> _Website and app data records_
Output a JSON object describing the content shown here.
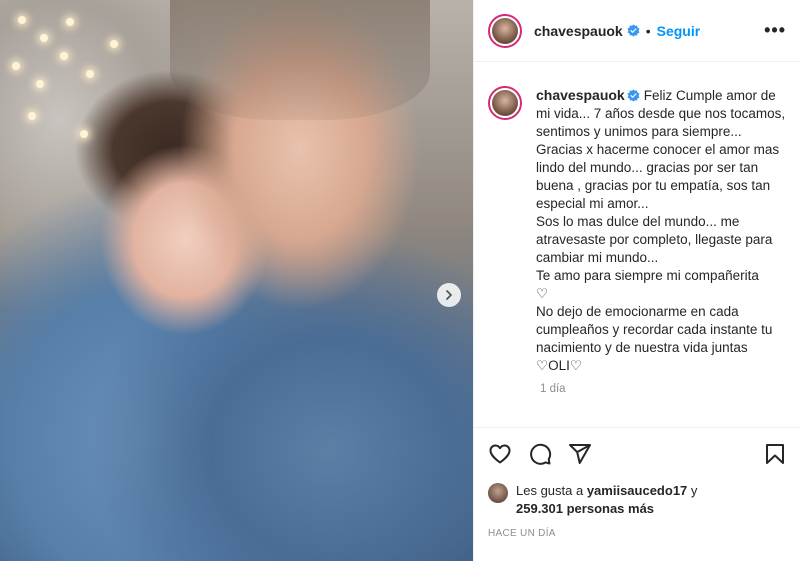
{
  "post": {
    "username": "chavespauok",
    "dot": "•",
    "follow_label": "Seguir",
    "more_label": "•••"
  },
  "caption": {
    "username": "chavespauok",
    "text": "Feliz Cumple amor de mi vida... 7 años desde que nos tocamos, sentimos y unimos para siempre...\nGracias x hacerme conocer el amor mas lindo del mundo... gracias por ser tan buena , gracias por tu empatía, sos tan especial mi amor...\nSos lo mas dulce del mundo... me atravesaste por completo, llegaste para cambiar mi mundo...\nTe amo para siempre mi compañerita\n♡\nNo dejo de emocionarme en cada cumpleaños y recordar cada instante tu nacimiento y de nuestra vida juntas\n♡OLI♡",
    "time": "1 día"
  },
  "likes": {
    "prefix": "Les gusta a ",
    "user": "yamiisaucedo17",
    "connector": " y",
    "count": "259.301 personas más"
  },
  "posted_ago": "HACE UN DÍA",
  "icons": [
    "heart-icon",
    "comment-icon",
    "share-icon",
    "bookmark-icon",
    "verified-badge-icon",
    "chevron-right-icon"
  ],
  "colors": {
    "follow": "#0095f6",
    "verified": "#3897f0",
    "avatar_ring": "#d62976",
    "muted": "#8e8e8e"
  }
}
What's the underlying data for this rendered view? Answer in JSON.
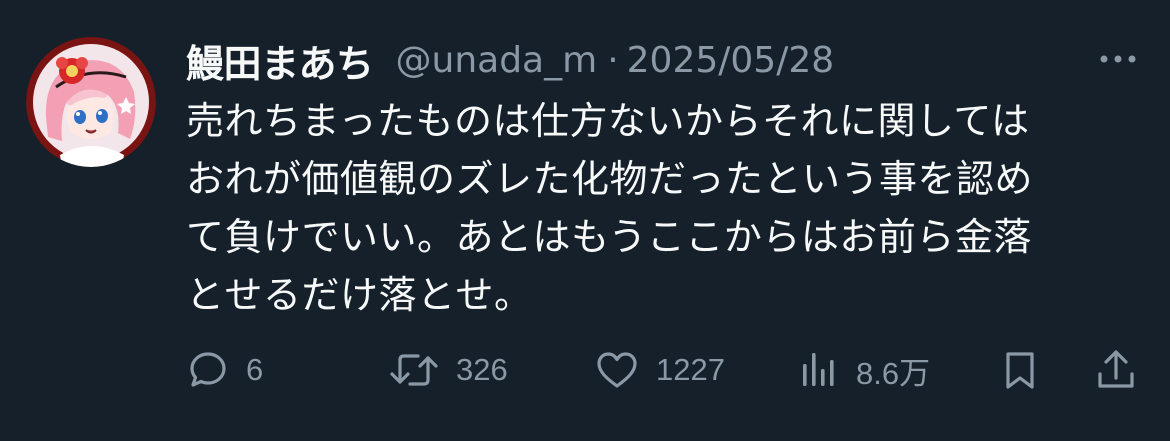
{
  "tweet": {
    "display_name": "鰻田まあち",
    "handle": "@unada_m",
    "separator": "·",
    "date": "2025/05/28",
    "text": "売れちまったものは仕方ないからそれに関しては\nおれが価値観のズレた化物だったという事を認め\nて負けでいい。あとはもうここからはお前ら金落\nとせるだけ落とせ。"
  },
  "actions": {
    "reply": {
      "icon": "reply-icon",
      "count": "6"
    },
    "retweet": {
      "icon": "retweet-icon",
      "count": "326"
    },
    "like": {
      "icon": "heart-icon",
      "count": "1227"
    },
    "views": {
      "icon": "views-icon",
      "count": "8.6万"
    },
    "bookmark": {
      "icon": "bookmark-icon"
    },
    "share": {
      "icon": "share-icon"
    }
  },
  "colors": {
    "background": "#15202b",
    "text_primary": "#f7f9f9",
    "text_secondary": "#8b98a5"
  }
}
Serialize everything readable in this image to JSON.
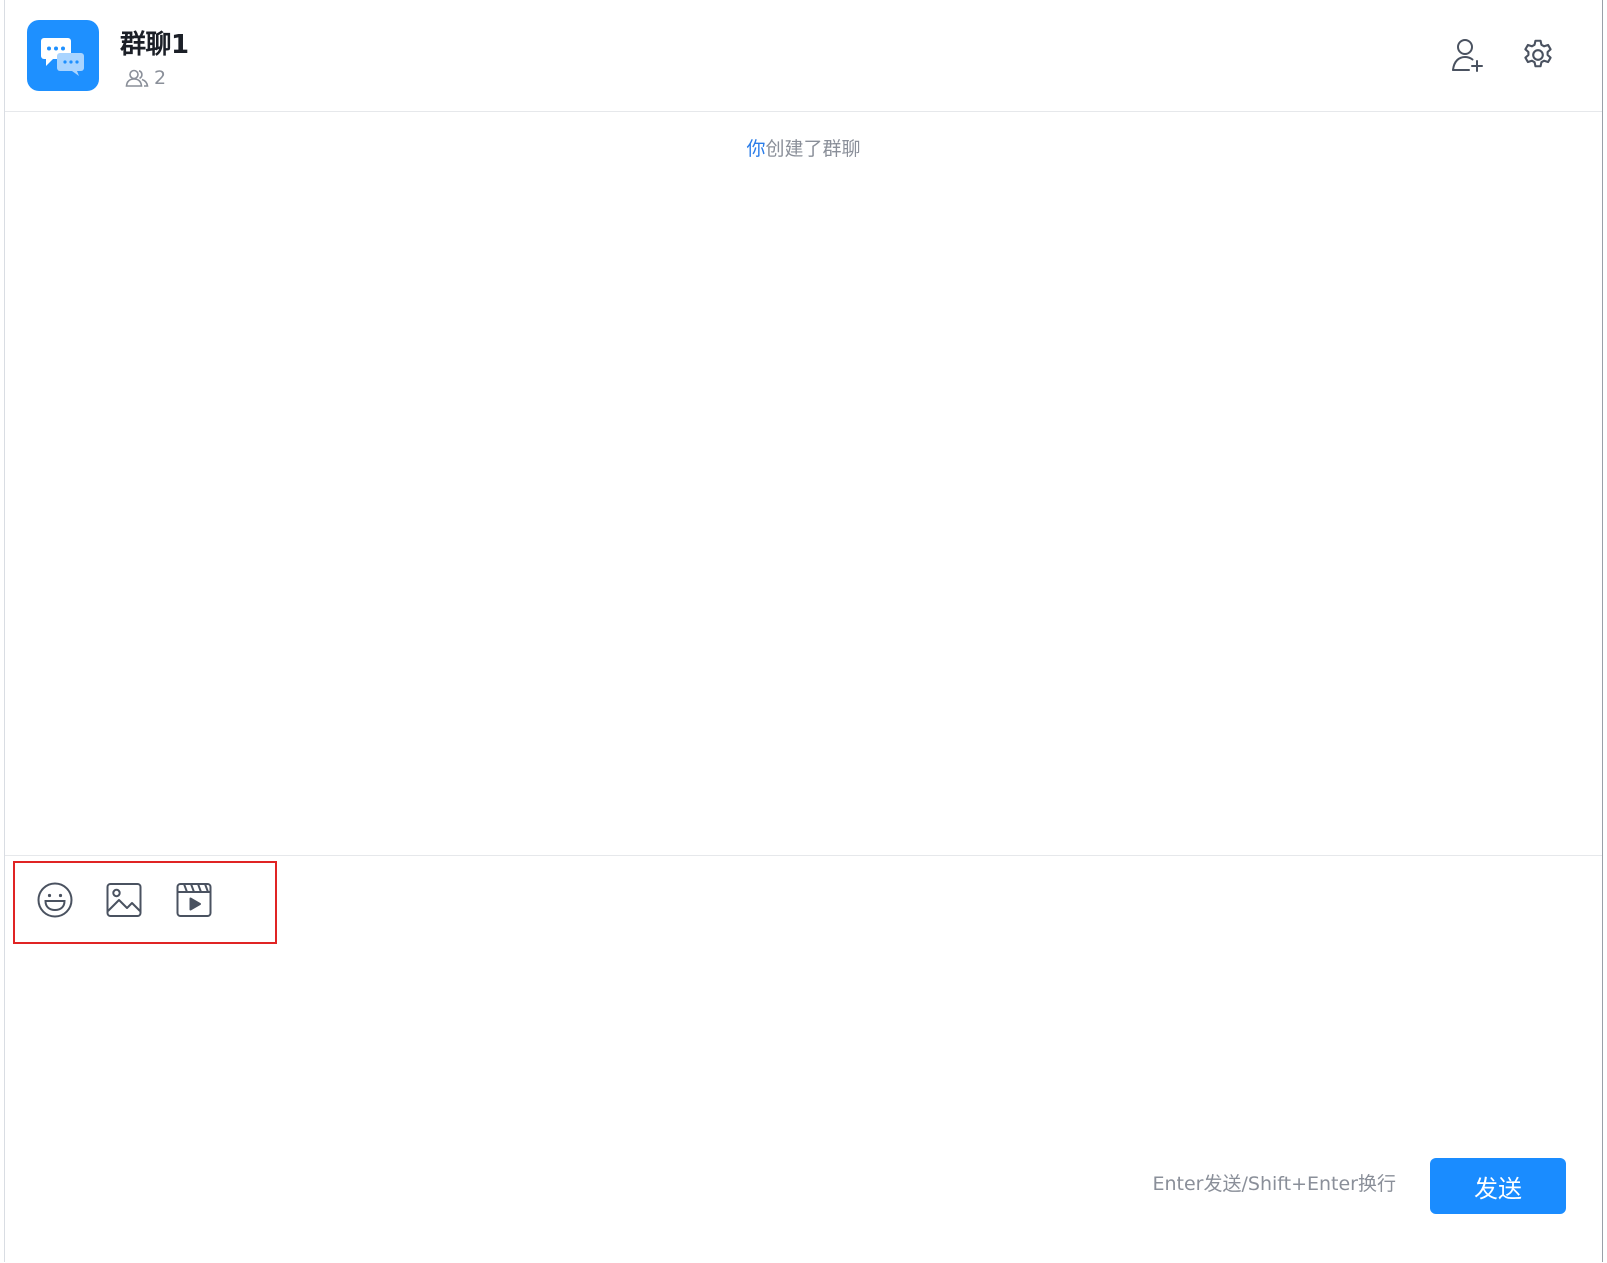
{
  "header": {
    "group_name": "群聊1",
    "member_count": "2",
    "avatar_icon": "group-chat-bubbles-icon",
    "add_member_icon": "add-user-icon",
    "settings_icon": "gear-icon"
  },
  "messages": {
    "system": {
      "actor": "你",
      "text": "创建了群聊"
    }
  },
  "composer": {
    "tools": [
      {
        "name": "emoji",
        "icon": "smiley-icon"
      },
      {
        "name": "image",
        "icon": "image-icon"
      },
      {
        "name": "video",
        "icon": "video-icon"
      }
    ],
    "input_value": "",
    "hint": "Enter发送/Shift+Enter换行",
    "send_label": "发送"
  },
  "colors": {
    "accent": "#1a8cff",
    "avatar_bg": "#1e90ff",
    "actor_link": "#2b7de9",
    "highlight_box": "#e02424",
    "muted_text": "#8a8f99",
    "icon_stroke": "#4a5260"
  }
}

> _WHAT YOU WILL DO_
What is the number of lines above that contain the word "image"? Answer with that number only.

> _SOLUTION_
3